The surgical removal of an elbow bursa sack is an inpatient procedure, meaning that it requires a stay at the hospital, despite the fact that it is simple and does not disturb any muscles or ligaments, according to the American Academy of Orthopaedic Surgeons. It grows back over several months.
Surgery for an elbow bursa is often performed because the inflammation is due to an infection that does not respond to antibiotics and drainage, says the American Academy of Orthopaedic Surgeons. Surgery is sometimes required, however, even for inflammation that is not due to an infection. In either case, a splint is often applied directly after the procedure, but prolonged immobilization is generally not necessary. The injuries to the skin usually heal within two weeks. Full use of the arm is generally allowed between three and four weeks after surgery.
Prior to removing the bursa surgically, doctors usually attempt other treatments, according to the American Academy of Orthopaedic Surgeons. These include draining the fluid from the bursa with a needle, a procedure known as aspiration, which is performed in an outpatient setting. Fluid removal both relieves symptoms and allows for testing for any infection.

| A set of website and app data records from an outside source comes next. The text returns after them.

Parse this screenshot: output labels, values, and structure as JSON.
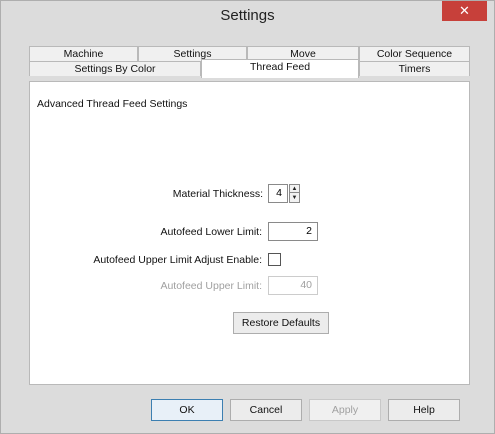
{
  "window": {
    "title": "Settings",
    "close_glyph": "✕",
    "accent": "#c7403a"
  },
  "tabs": {
    "row1": [
      "Machine",
      "Settings",
      "Move",
      "Color Sequence"
    ],
    "row2": [
      "Settings By Color",
      "Thread Feed",
      "Timers"
    ],
    "active": "Thread Feed"
  },
  "panel": {
    "heading": "Advanced Thread Feed Settings",
    "material_thickness": {
      "label": "Material Thickness:",
      "value": "4"
    },
    "autofeed_lower": {
      "label": "Autofeed Lower Limit:",
      "value": "2"
    },
    "upper_enable": {
      "label": "Autofeed Upper Limit Adjust Enable:",
      "checked": false
    },
    "autofeed_upper": {
      "label": "Autofeed Upper Limit:",
      "value": "40"
    },
    "restore_label": "Restore Defaults"
  },
  "footer": {
    "ok": "OK",
    "cancel": "Cancel",
    "apply": "Apply",
    "help": "Help"
  },
  "icons": {
    "spin_up": "▲",
    "spin_down": "▼"
  }
}
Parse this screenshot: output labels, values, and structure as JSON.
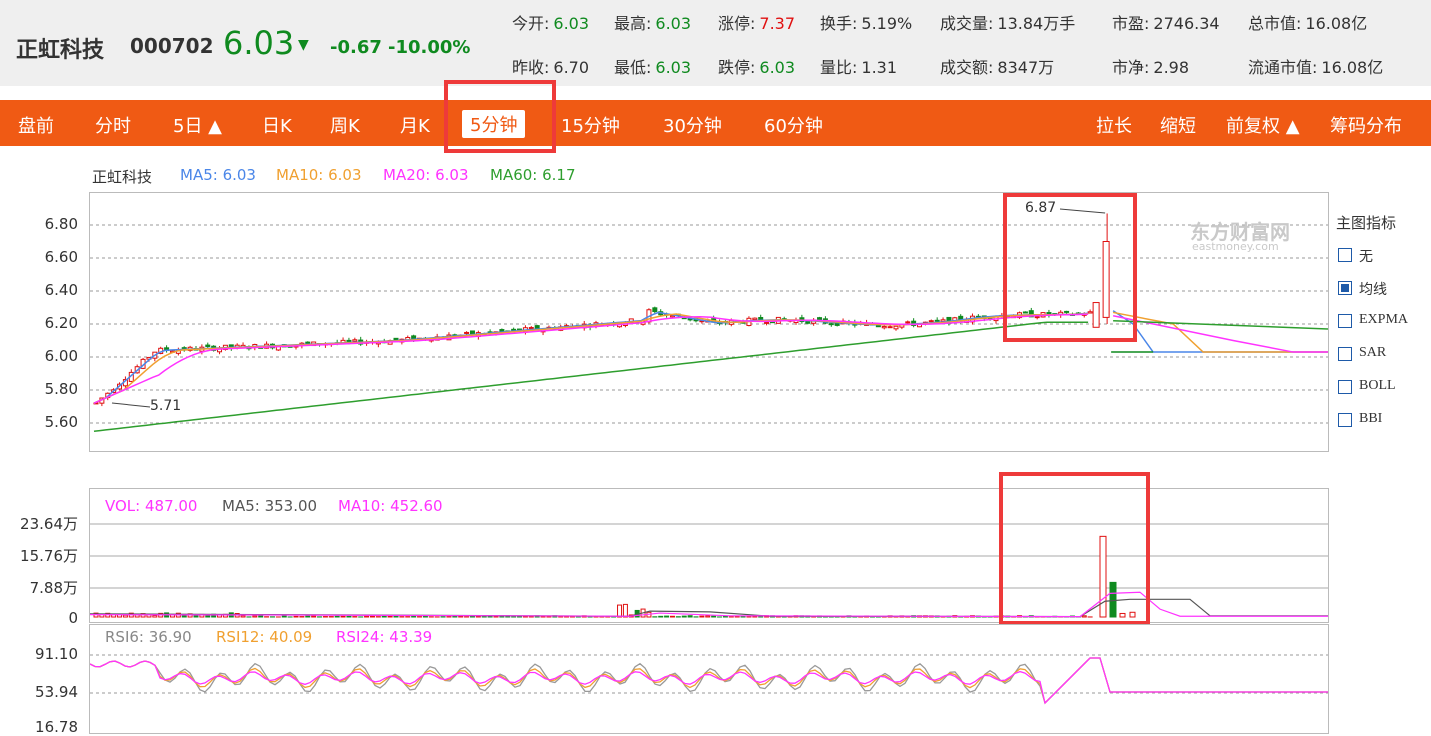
{
  "stock": {
    "name": "正虹科技",
    "code": "000702",
    "price": "6.03",
    "change": "-0.67",
    "change_pct": "-10.00%",
    "arrow": "▼"
  },
  "quote": {
    "row1": [
      {
        "label": "今开:",
        "value": "6.03",
        "color": "g"
      },
      {
        "label": "最高:",
        "value": "6.03",
        "color": "g"
      },
      {
        "label": "涨停:",
        "value": "7.37",
        "color": "r"
      },
      {
        "label": "换手:",
        "value": "5.19%",
        "color": "k"
      },
      {
        "label": "成交量:",
        "value": "13.84万手",
        "color": "k"
      },
      {
        "label": "市盈:",
        "value": "2746.34",
        "color": "k"
      },
      {
        "label": "总市值:",
        "value": "16.08亿",
        "color": "k"
      }
    ],
    "row2": [
      {
        "label": "昨收:",
        "value": "6.70",
        "color": "k"
      },
      {
        "label": "最低:",
        "value": "6.03",
        "color": "g"
      },
      {
        "label": "跌停:",
        "value": "6.03",
        "color": "g"
      },
      {
        "label": "量比:",
        "value": "1.31",
        "color": "k"
      },
      {
        "label": "成交额:",
        "value": "8347万",
        "color": "k"
      },
      {
        "label": "市净:",
        "value": "2.98",
        "color": "k"
      },
      {
        "label": "流通市值:",
        "value": "16.08亿",
        "color": "k"
      }
    ]
  },
  "tabs": [
    "盘前",
    "分时",
    "5日 ▲",
    "日K",
    "周K",
    "月K",
    "5分钟",
    "15分钟",
    "30分钟",
    "60分钟"
  ],
  "active_tab": "5分钟",
  "right_tabs": [
    "拉长",
    "缩短",
    "前复权 ▲",
    "筹码分布"
  ],
  "main_legend": {
    "name": "正虹科技",
    "ma5": "MA5: 6.03",
    "ma10": "MA10: 6.03",
    "ma20": "MA20: 6.03",
    "ma60": "MA60: 6.17"
  },
  "main_axis": [
    "6.80",
    "6.60",
    "6.40",
    "6.20",
    "6.00",
    "5.80",
    "5.60"
  ],
  "annotations": {
    "high": "6.87",
    "low": "5.71"
  },
  "watermark": {
    "cn": "东方财富网",
    "en": "eastmoney.com"
  },
  "indicator_panel": {
    "title": "主图指标",
    "options": [
      {
        "label": "无",
        "checked": false
      },
      {
        "label": "均线",
        "checked": true
      },
      {
        "label": "EXPMA",
        "checked": false
      },
      {
        "label": "SAR",
        "checked": false
      },
      {
        "label": "BOLL",
        "checked": false
      },
      {
        "label": "BBI",
        "checked": false
      }
    ]
  },
  "vol_legend": {
    "vol": "VOL: 487.00",
    "ma5": "MA5: 353.00",
    "ma10": "MA10: 452.60"
  },
  "vol_axis": [
    "23.64万",
    "15.76万",
    "7.88万",
    "0"
  ],
  "rsi_legend": {
    "rsi6": "RSI6: 36.90",
    "rsi12": "RSI12: 40.09",
    "rsi24": "RSI24: 43.39"
  },
  "rsi_axis": [
    "91.10",
    "53.94",
    "16.78"
  ],
  "colors": {
    "up": "#e01010",
    "down": "#0f8a1f",
    "ma5": "#4a86e8",
    "ma10": "#f0a030",
    "ma20": "#ff33ff",
    "ma60": "#2e9e2e",
    "bar": "#f05a14"
  }
}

Elbow pads, combined with changes in activities and anti-inflammatory medications, help in treating non-infectious inflammation.